Releasing the report yesterday, Judge Mahony said there was "potency" about the common themes that emerged from the experiences of unconnected people in different places at different times.
Patients from 53 hospitals or clinics, including Porirua Hospital, Lake Alice Hospital, near Marton, and Levin's Kimberley Hospital, spoke of being sexually abused by patients or staff. Punishment was meted out through violence, electroconvulsive therapy and heavy medication.
They also detailed highly regimented daily routines, crowded dormitories, dirty and smoky day rooms and of a lack of privacy for using toilets and bathing.
"Many used the word `zombie' to describe how they felt," Judge Mahony said.
"It was an atmosphere pervaded by a sense of hopelessness in which they felt trapped."
Daily routines were degrading and humiliating, the report says.
Patients told of being lined up naked and hosed down before showering and being made to bathe in dirty, cold water. Some talked of poor sanitation and of housing infested with rats and cockroaches.
Former institution staff also came forward, with some defending their behaviour as being in tune with the "out of sight, out of mind" attitudes of the day. Others spoke of trying to stop abuse, but of being stonewalled by senior staff - and even reprimanded and intimidated. Some told of patients being sterilised without consent.
The confidential forum was set up in 2004 as a wave of grievances emerged after the Government paid compensation to former Lake Alice patients two years earlier.
A former Porirua Hospital patient is to have her allegations of mistreatment 50 years ago heard in the High Court at Wellington in October. She will be the first of about 230 former patients from the same hospital fighting to have their cases heard.
Judge Mahony said the forum was not an attempt to sidestep compensation, which remained an option.
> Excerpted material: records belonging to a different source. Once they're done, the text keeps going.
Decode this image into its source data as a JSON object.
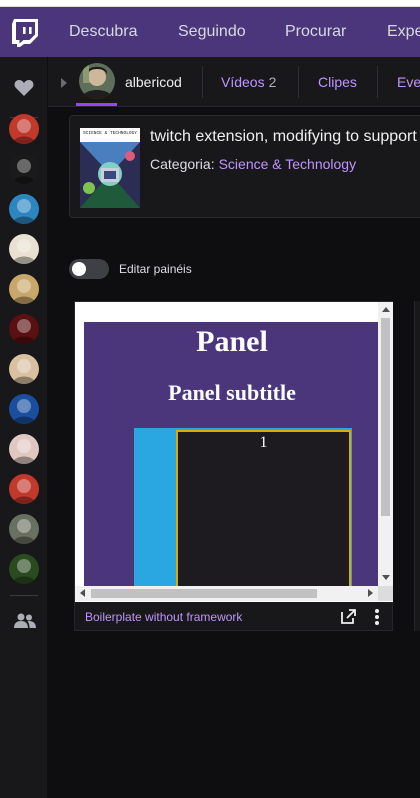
{
  "topnav": {
    "items": [
      {
        "label": "Descubra"
      },
      {
        "label": "Seguindo"
      },
      {
        "label": "Procurar"
      },
      {
        "label": "Expe"
      }
    ]
  },
  "sidebar": {
    "avatars": [
      {
        "name": "followed-channel-1",
        "color": "#c0392b"
      },
      {
        "name": "followed-channel-2",
        "color": "#1a1a1a"
      },
      {
        "name": "followed-channel-3",
        "color": "#2e86c1"
      },
      {
        "name": "followed-channel-4",
        "color": "#e8e0d0"
      },
      {
        "name": "followed-channel-5",
        "color": "#c8a86a"
      },
      {
        "name": "followed-channel-6",
        "color": "#5a1010"
      },
      {
        "name": "followed-channel-7",
        "color": "#d8c0a0"
      },
      {
        "name": "followed-channel-8",
        "color": "#1a4fa0"
      },
      {
        "name": "followed-channel-9",
        "color": "#e0c8c0"
      },
      {
        "name": "followed-channel-10",
        "color": "#c0392b"
      },
      {
        "name": "followed-channel-11",
        "color": "#6a7060"
      },
      {
        "name": "followed-channel-12",
        "color": "#2a4a20"
      }
    ]
  },
  "channel": {
    "name": "albericod",
    "tabs": [
      {
        "label": "Vídeos",
        "count": "2"
      },
      {
        "label": "Clipes",
        "count": ""
      },
      {
        "label": "Eve",
        "count": ""
      }
    ]
  },
  "stream": {
    "title": "twitch extension, modifying to support",
    "category_label": "Categoria:",
    "category": "Science & Technology",
    "box_art_text": "SCIENCE & TECHNOLOGY"
  },
  "panels": {
    "edit_label": "Editar painéis",
    "edit_enabled": false,
    "panel": {
      "title": "Panel",
      "subtitle": "Panel subtitle",
      "box_number": "1",
      "footer_name": "Boilerplate without framework"
    }
  },
  "colors": {
    "brand": "#4b367c",
    "accent": "#bf94ff",
    "background": "#0e0e10",
    "sidebar": "#18181b"
  }
}
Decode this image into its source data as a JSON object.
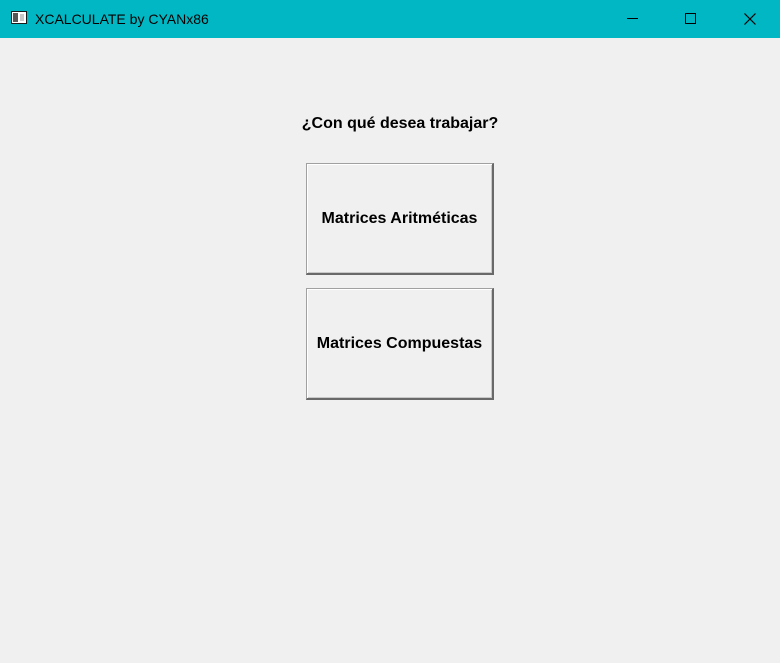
{
  "window": {
    "title": "XCALCULATE by CYANx86",
    "titlebar_color": "#00b7c3",
    "controls": {
      "minimize_icon": "minimize-icon",
      "maximize_icon": "maximize-icon",
      "close_icon": "close-icon"
    }
  },
  "main": {
    "prompt": "¿Con qué desea trabajar?",
    "buttons": [
      {
        "label": "Matrices Aritméticas"
      },
      {
        "label": "Matrices Compuestas"
      }
    ]
  }
}
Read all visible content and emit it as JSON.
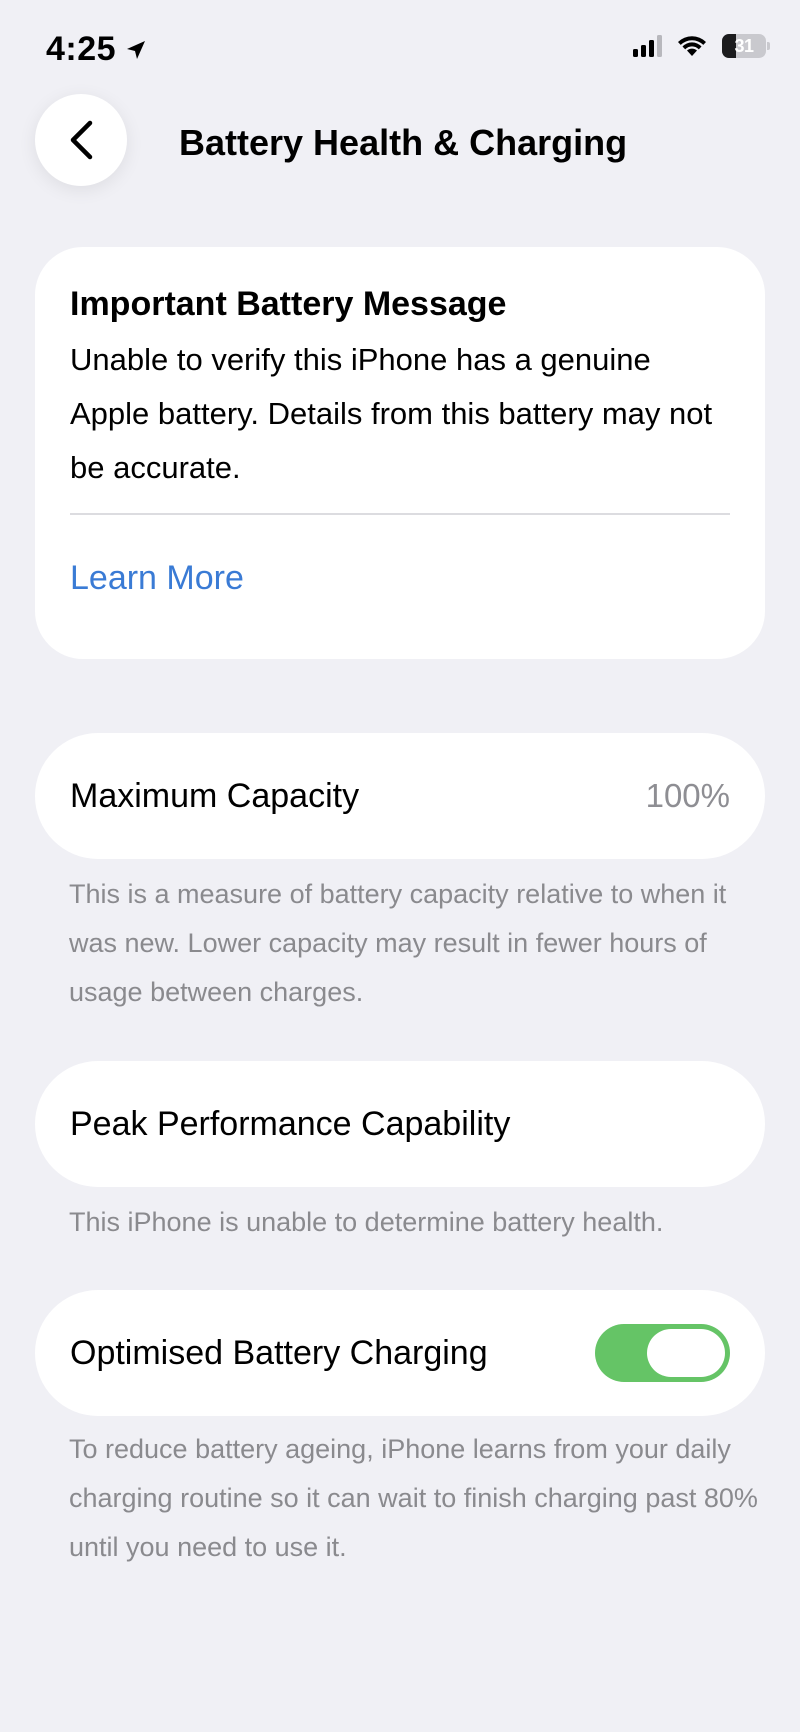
{
  "status_bar": {
    "time": "4:25",
    "battery_percent": "31",
    "battery_level": 0.31,
    "icons": [
      "location-arrow-icon",
      "cellular-signal-icon",
      "wifi-icon",
      "battery-icon"
    ]
  },
  "nav": {
    "back_icon": "chevron-left-icon",
    "title": "Battery Health & Charging"
  },
  "battery_message": {
    "title": "Important Battery Message",
    "body": "Unable to verify this iPhone has a genuine Apple battery. Details from this battery may not be accurate.",
    "link": "Learn More"
  },
  "maximum_capacity": {
    "label": "Maximum Capacity",
    "value": "100%",
    "footnote": "This is a measure of battery capacity relative to when it was new. Lower capacity may result in fewer hours of usage between charges."
  },
  "peak_performance": {
    "label": "Peak Performance Capability",
    "footnote": "This iPhone is unable to determine battery health."
  },
  "optimised_charging": {
    "label": "Optimised Battery Charging",
    "enabled": true,
    "footnote": "To reduce battery ageing, iPhone learns from your daily charging routine so it can wait to finish charging past 80% until you need to use it."
  },
  "colors": {
    "background": "#f0f0f5",
    "card": "#ffffff",
    "link": "#3a7bd5",
    "toggle_on": "#65c466",
    "secondary_text": "#8a8a8e"
  }
}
But he said most simply wanted an apology from the Government for abuse that was "deeply humiliating and demeaning, often taking a life-long toll".
Health Minister Pete Hodgson said the Government would consider both options but had to carefully weigh up each. Compensation could be costly both for the Crown and for litigants, who would also have to relive their experiences. Deciding what and who to apologise for would also be problematic.
"Some people ... thought they were doing their best in the absence of knowledge and changed values that we now have."
Attorney-General Michael Cullen said the priority was to find ways former patients could get closure and satisfaction in a respectful and non-adversarial way. How that would be achieved was still an open question.
Meanwhile, the Government is likely to extend the forum process to cover anyone institutionalised between 1940 and 1992, not just former psychiatric patients.